A Minnesota woman who lost her husband to Ebola is working on bringing his ashes back to the U.S.
Decontee Sawyer said Friday that she wants her husband's remains for her three daughters, so they can have a way to keep their dad near them.
"His work ... his passion for a better Liberia, kept him away from them. So this is kind of like my last gift to him in his honor, so they can at least have that," she said. "Liberia had him in life; let them at least have him in death."
Patrick Sawyer, a Liberian government official, died of Ebola on July 25 in Nigeria, days after he traveled from Liberia.

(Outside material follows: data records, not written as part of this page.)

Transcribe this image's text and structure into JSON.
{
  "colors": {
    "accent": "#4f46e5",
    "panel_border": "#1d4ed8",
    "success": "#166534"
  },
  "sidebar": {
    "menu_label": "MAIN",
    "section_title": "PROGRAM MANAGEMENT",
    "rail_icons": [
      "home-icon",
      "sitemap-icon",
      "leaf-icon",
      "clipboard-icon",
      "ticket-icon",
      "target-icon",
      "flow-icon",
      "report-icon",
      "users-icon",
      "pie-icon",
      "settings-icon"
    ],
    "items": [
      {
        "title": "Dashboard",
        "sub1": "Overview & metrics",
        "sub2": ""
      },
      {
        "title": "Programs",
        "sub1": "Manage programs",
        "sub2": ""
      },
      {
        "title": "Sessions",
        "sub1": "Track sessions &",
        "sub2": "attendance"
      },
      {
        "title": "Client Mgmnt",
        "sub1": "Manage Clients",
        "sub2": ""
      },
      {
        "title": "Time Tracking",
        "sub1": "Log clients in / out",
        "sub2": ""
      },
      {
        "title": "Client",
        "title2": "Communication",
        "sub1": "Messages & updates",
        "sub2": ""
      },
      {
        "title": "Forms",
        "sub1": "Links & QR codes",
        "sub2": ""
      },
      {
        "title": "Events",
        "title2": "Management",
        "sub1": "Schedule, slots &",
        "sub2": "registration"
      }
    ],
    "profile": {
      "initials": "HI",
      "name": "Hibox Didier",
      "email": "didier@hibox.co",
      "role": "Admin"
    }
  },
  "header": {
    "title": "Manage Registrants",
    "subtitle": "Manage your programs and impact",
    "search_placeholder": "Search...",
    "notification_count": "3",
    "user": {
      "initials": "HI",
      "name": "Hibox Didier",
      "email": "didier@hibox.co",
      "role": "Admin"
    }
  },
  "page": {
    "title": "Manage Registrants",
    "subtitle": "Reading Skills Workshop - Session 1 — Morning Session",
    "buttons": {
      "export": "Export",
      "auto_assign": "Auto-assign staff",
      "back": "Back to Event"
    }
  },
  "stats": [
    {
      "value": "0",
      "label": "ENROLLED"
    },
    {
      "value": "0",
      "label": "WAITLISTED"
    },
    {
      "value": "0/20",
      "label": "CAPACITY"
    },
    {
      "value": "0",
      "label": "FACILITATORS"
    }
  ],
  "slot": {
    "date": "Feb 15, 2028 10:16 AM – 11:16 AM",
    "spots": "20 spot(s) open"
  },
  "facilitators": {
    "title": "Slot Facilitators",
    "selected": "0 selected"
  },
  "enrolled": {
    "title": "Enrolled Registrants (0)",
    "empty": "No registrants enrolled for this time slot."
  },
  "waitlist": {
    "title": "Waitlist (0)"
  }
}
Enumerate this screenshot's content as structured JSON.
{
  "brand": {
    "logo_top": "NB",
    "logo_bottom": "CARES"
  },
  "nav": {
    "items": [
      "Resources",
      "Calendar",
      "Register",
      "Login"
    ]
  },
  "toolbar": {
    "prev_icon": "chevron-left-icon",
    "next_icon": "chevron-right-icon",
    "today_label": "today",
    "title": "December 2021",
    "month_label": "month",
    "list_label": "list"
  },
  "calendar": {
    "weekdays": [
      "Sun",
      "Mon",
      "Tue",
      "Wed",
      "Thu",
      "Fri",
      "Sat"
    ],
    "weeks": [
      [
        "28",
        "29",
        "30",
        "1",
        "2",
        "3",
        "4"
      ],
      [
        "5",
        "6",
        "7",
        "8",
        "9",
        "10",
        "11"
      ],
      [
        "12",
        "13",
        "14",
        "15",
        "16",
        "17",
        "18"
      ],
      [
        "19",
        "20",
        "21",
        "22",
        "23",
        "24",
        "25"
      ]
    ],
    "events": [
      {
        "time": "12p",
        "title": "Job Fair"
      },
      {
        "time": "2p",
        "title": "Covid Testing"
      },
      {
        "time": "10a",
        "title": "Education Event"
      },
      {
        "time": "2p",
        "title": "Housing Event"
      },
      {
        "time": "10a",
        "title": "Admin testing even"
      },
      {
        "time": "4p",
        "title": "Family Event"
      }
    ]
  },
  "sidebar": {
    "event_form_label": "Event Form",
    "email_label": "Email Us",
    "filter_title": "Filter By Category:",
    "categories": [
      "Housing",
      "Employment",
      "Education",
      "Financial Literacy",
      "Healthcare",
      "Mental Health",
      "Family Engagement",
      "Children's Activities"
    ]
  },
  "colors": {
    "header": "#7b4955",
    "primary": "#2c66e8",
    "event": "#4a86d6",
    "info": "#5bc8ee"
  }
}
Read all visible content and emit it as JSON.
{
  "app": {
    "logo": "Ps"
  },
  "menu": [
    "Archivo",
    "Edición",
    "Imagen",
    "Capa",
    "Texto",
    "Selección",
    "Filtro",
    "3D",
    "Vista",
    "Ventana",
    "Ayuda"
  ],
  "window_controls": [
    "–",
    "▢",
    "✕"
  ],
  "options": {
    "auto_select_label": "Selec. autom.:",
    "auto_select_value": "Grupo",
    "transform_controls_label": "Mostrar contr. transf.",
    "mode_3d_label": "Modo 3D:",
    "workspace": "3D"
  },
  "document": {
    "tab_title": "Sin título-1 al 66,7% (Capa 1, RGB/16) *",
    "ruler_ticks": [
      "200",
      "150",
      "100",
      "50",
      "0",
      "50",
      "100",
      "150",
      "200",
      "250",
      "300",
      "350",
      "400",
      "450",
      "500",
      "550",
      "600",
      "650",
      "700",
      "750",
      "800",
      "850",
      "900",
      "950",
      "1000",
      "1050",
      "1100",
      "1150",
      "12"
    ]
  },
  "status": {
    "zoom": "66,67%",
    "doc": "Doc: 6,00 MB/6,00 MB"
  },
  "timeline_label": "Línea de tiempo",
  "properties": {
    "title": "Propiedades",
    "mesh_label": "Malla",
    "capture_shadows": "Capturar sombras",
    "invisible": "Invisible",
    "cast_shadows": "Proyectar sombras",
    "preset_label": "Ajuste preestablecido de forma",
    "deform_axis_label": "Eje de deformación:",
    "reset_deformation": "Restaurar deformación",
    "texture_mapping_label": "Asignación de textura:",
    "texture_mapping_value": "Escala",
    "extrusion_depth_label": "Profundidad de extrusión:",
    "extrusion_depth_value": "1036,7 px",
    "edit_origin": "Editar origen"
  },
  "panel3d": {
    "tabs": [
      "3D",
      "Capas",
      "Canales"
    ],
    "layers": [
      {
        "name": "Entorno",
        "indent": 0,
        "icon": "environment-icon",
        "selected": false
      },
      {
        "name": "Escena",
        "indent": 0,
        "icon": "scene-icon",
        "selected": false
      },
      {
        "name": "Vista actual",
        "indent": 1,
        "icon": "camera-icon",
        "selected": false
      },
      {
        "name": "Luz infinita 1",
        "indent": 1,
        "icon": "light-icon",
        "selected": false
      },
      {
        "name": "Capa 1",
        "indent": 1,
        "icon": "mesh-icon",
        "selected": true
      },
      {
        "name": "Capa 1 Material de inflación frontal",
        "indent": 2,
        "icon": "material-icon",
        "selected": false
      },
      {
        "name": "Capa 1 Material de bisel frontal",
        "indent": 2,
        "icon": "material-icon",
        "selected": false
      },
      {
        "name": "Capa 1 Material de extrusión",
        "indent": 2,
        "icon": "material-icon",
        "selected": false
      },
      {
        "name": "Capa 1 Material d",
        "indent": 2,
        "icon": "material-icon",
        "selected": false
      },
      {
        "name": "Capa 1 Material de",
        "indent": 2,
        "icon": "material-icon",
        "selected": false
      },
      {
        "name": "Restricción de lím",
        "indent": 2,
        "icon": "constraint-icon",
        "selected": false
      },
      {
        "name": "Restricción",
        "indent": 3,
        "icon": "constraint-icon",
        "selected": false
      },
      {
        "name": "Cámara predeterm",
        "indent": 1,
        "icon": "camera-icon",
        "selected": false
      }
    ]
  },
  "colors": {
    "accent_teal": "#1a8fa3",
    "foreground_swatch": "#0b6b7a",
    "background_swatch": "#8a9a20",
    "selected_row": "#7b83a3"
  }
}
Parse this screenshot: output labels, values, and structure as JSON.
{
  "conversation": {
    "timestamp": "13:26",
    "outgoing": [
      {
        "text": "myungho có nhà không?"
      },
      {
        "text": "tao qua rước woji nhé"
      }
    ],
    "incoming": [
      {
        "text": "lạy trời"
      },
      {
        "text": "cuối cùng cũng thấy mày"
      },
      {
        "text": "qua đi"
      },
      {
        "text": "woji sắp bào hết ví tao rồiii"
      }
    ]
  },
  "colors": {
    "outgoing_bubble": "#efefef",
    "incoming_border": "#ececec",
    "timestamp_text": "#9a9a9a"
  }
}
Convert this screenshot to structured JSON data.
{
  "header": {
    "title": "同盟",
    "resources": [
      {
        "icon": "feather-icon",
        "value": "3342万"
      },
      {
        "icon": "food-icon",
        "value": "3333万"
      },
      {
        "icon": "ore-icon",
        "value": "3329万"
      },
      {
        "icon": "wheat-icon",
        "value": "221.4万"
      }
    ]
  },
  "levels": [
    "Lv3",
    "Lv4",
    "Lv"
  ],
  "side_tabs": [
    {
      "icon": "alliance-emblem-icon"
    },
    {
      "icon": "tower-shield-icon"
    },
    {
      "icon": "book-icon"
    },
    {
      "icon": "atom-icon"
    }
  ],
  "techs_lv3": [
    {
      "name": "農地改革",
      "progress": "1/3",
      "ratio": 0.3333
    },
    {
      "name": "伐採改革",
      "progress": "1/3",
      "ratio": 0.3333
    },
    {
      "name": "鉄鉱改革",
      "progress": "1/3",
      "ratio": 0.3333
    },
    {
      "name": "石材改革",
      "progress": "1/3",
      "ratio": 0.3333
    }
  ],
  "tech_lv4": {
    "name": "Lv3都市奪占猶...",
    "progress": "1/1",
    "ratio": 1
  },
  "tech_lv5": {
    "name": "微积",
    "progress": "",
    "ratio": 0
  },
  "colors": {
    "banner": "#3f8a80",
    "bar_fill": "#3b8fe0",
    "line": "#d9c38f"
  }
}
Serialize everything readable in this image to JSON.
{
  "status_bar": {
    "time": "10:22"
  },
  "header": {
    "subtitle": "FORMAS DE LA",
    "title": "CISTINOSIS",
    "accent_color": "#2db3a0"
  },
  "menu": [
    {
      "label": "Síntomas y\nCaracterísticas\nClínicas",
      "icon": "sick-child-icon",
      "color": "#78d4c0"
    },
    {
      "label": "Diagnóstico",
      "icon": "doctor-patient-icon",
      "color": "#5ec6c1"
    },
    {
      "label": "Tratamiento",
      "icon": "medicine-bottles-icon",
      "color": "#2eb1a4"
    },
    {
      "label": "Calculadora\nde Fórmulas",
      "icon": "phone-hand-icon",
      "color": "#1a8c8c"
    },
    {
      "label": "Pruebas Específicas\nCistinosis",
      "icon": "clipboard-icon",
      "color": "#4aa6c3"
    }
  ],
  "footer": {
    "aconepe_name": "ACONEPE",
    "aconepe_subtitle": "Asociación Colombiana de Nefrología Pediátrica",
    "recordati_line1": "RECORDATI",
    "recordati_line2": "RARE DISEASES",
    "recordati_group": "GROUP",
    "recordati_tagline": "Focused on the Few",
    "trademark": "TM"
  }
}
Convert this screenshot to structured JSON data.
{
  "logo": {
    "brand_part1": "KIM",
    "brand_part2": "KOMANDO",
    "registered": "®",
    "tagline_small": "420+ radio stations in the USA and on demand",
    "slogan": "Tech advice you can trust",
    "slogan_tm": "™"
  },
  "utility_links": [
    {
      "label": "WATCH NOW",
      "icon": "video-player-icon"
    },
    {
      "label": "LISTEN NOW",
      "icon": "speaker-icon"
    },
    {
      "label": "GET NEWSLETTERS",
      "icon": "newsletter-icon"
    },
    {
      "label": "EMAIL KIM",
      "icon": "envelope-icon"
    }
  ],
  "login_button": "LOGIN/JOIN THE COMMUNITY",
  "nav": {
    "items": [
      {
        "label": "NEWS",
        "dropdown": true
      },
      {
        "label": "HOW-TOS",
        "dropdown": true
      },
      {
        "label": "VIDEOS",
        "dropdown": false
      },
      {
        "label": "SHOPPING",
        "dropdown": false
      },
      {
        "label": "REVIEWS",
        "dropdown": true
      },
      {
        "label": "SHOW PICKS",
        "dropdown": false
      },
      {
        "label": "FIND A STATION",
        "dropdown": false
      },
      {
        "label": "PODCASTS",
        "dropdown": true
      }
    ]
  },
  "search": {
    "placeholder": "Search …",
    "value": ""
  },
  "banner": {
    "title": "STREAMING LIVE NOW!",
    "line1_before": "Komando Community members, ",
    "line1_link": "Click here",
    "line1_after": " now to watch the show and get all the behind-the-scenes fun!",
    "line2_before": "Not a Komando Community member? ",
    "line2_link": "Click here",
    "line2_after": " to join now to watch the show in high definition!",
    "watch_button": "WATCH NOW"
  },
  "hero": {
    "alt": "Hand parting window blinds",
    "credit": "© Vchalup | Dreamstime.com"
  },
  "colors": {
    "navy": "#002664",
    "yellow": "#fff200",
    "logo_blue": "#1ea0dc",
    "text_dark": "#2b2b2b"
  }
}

Decontee Sawyer said she has been working with U.S. Sen. Al Franken's office and staff at the U.S. Embassy in Nigeria to make the transfer possible. She hopes Patrick Sawyer's ashes are here before a Sept. 27 memorial service, in which she said she plans to remember all victims of Ebola.
News that Sawyer was working on bringing her late husband's ashes to the U.S. stirred up some concern on Facebook at first, which prompted Sawyer to try to step up her efforts to educate the public.
"I'm sure there is still some fear, and I get it," she said. "Let's educate ourselves a bit more."
According to information on the website for the U.S. Centers for Disease Control, the remains of a person who dies of a quarantinable communicable disease may be authorized for entry into the U.S. if they are cremated or properly embalmed and placed in a hermetically sealed casket.
Franken released a statement saying: "This is a tragic loss not just for the Sawyer family, but for Minnesota's Liberian community. We need to get Patrick's remains home to his family, and I've directed my staff to work with Mrs. Sawyer to get this resolved as quickly as possible."
The disease is transmitted only through contact with bodily fluids such as saliva, blood, vomit, sweat or feces.